EXERCISE INSTRUCTIONS: Please count the lines in the data below that mention the word "number", then give only the total.

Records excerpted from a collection

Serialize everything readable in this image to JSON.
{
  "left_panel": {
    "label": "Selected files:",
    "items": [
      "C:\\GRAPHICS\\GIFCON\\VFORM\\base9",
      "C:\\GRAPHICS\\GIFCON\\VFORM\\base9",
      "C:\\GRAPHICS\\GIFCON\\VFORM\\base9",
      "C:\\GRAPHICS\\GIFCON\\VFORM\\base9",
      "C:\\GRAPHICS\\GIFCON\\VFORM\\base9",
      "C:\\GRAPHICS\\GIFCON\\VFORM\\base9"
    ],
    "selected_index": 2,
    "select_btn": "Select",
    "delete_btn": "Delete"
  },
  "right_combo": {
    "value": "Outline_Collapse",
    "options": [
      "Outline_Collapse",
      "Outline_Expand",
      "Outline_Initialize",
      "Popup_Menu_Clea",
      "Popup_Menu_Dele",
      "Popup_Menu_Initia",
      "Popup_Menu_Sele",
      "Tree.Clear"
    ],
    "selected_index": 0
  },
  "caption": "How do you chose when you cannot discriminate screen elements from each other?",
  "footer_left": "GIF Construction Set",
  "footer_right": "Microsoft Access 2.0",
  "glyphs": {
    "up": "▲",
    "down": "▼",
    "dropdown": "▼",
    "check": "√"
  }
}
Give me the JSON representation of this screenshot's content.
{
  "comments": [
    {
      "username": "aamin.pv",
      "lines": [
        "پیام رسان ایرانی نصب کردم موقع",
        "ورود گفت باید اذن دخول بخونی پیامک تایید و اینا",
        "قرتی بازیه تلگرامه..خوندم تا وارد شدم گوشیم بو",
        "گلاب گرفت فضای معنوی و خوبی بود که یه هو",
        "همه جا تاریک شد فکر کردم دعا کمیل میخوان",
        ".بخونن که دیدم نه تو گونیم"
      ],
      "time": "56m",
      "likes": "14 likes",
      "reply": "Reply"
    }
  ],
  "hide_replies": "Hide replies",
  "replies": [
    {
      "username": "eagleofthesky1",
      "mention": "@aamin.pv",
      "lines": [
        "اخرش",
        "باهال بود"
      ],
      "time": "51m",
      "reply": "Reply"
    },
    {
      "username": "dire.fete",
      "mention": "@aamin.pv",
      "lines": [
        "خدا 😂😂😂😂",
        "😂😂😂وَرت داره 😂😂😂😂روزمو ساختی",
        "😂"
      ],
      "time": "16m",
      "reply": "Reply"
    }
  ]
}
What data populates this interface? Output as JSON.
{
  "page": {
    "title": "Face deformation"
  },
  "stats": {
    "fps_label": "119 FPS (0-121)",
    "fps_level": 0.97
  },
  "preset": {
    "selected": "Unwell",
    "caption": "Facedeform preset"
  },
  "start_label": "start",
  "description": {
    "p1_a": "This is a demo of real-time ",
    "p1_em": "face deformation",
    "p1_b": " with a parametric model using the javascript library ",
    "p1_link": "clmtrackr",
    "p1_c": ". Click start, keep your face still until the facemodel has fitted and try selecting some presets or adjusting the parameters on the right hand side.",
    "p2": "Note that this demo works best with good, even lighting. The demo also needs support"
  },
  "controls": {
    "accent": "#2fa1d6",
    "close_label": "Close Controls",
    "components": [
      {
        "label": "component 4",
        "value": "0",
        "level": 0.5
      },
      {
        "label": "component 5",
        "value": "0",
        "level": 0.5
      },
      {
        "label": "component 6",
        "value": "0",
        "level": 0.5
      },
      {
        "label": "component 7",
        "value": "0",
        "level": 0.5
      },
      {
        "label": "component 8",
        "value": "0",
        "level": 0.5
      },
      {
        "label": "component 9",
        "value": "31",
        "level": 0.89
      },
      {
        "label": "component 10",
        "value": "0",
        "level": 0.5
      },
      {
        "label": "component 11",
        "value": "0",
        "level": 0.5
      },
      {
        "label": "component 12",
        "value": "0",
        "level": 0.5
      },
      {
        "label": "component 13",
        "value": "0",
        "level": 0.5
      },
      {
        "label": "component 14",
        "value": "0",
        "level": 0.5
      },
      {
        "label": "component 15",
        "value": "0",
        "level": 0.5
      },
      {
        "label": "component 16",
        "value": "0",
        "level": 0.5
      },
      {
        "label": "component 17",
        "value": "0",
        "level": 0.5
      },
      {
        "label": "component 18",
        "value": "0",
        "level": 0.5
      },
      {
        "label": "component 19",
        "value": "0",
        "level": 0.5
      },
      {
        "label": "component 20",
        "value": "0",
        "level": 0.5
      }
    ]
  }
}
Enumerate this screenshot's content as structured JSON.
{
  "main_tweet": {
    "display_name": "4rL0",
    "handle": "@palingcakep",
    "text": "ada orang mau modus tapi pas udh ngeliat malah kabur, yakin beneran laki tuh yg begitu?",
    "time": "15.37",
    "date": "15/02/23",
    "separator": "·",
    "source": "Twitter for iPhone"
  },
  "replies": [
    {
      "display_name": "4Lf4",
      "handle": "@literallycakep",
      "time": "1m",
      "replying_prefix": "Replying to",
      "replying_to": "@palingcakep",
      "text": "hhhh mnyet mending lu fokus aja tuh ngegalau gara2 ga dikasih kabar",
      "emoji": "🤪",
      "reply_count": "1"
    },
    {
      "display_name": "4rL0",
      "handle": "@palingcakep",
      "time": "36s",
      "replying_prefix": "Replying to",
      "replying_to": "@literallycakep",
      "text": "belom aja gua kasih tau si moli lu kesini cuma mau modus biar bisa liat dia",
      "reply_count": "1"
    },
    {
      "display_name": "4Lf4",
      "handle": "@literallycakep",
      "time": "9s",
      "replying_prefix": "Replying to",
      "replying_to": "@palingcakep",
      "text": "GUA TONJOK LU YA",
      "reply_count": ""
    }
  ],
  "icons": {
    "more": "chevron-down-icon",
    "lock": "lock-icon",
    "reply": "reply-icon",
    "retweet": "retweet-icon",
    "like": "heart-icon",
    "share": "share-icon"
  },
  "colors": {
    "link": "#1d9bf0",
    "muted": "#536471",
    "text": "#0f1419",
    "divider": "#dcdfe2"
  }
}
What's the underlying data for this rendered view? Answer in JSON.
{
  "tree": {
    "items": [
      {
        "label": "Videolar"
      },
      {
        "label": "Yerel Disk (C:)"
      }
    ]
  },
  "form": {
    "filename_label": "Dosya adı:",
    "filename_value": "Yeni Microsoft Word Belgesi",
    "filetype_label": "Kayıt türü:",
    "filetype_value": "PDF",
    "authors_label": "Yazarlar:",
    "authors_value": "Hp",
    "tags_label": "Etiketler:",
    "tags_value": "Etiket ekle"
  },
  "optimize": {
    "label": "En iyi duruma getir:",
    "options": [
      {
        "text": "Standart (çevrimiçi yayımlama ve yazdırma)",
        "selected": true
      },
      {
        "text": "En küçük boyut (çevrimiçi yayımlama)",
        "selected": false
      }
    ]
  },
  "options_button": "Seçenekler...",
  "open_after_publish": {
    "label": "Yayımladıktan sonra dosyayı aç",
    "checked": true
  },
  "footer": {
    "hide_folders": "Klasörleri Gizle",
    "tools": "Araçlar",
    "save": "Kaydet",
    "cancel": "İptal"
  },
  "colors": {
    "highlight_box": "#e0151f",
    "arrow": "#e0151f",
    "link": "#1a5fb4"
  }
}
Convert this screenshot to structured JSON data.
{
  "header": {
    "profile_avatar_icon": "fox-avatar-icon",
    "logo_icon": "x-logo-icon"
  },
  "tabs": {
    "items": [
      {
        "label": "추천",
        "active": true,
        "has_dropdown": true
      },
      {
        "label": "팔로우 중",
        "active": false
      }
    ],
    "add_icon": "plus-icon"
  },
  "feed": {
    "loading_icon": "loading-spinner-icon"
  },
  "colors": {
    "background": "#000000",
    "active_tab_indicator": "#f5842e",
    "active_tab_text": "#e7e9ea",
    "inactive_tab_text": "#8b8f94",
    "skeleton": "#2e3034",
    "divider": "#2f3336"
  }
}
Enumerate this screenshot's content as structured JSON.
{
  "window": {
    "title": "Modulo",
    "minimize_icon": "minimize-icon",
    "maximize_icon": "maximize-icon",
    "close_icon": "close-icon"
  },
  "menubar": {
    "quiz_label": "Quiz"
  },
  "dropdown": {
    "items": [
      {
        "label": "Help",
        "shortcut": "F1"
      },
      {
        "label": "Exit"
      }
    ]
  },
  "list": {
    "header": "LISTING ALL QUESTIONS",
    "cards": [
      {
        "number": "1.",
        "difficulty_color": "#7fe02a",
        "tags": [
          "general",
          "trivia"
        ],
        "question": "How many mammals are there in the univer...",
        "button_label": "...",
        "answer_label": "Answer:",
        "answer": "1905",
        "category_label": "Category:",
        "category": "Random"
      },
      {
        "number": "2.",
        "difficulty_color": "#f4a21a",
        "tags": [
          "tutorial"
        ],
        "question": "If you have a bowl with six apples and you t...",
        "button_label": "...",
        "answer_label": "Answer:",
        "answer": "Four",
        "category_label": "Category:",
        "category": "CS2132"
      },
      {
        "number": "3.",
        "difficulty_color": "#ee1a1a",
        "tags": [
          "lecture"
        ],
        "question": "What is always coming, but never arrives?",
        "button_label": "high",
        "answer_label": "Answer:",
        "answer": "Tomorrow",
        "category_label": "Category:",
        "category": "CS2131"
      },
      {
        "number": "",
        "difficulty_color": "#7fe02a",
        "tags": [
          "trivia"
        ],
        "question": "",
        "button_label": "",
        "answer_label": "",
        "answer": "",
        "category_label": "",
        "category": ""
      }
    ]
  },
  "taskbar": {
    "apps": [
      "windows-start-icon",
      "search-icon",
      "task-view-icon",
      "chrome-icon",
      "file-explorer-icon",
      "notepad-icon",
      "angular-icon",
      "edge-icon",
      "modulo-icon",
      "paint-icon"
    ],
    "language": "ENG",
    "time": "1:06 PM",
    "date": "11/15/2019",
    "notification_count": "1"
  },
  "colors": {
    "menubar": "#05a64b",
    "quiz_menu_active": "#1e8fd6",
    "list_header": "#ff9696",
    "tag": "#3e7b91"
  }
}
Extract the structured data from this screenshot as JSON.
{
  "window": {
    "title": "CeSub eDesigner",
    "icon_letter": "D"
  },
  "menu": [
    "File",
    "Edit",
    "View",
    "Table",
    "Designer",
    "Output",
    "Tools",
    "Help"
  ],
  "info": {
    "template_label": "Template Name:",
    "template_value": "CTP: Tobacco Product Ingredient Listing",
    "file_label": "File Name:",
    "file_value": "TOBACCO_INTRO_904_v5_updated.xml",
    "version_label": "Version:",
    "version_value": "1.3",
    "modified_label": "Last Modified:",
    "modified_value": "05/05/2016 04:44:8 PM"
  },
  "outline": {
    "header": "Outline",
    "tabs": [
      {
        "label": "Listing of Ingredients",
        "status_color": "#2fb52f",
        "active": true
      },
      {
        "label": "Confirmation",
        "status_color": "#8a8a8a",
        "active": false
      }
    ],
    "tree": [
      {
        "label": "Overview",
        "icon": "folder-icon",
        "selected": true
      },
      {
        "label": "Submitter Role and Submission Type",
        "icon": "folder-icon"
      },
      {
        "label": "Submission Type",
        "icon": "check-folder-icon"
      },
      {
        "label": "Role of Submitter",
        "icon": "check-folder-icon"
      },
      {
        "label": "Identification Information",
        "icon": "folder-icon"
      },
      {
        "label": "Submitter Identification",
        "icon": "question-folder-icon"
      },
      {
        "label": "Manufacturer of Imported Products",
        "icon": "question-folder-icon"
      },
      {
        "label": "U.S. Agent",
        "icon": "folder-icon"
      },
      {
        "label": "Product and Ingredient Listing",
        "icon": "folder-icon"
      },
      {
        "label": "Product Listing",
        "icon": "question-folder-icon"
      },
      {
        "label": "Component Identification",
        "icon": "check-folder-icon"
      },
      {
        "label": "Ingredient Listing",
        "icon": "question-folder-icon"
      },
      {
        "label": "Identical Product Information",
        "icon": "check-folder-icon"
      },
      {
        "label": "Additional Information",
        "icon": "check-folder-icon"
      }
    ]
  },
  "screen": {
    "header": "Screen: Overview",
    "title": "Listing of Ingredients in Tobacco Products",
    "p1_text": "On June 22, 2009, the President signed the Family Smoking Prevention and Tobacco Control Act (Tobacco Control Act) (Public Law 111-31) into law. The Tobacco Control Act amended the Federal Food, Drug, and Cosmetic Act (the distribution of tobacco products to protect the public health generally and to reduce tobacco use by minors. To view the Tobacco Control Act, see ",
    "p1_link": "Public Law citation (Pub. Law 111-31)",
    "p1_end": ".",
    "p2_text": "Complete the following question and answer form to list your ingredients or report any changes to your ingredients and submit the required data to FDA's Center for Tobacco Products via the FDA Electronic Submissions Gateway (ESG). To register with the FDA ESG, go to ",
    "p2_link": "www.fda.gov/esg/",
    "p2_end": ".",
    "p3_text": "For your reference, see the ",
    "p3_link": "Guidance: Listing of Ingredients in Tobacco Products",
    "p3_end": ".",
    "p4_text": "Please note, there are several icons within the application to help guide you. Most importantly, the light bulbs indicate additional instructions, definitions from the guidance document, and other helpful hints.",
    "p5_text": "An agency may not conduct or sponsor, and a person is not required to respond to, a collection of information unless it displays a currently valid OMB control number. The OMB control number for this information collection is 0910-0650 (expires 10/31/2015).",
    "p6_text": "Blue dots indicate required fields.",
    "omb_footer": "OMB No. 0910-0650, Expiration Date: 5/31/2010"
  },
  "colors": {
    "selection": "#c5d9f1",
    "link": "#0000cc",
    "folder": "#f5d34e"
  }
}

TASK RESPONSE: 5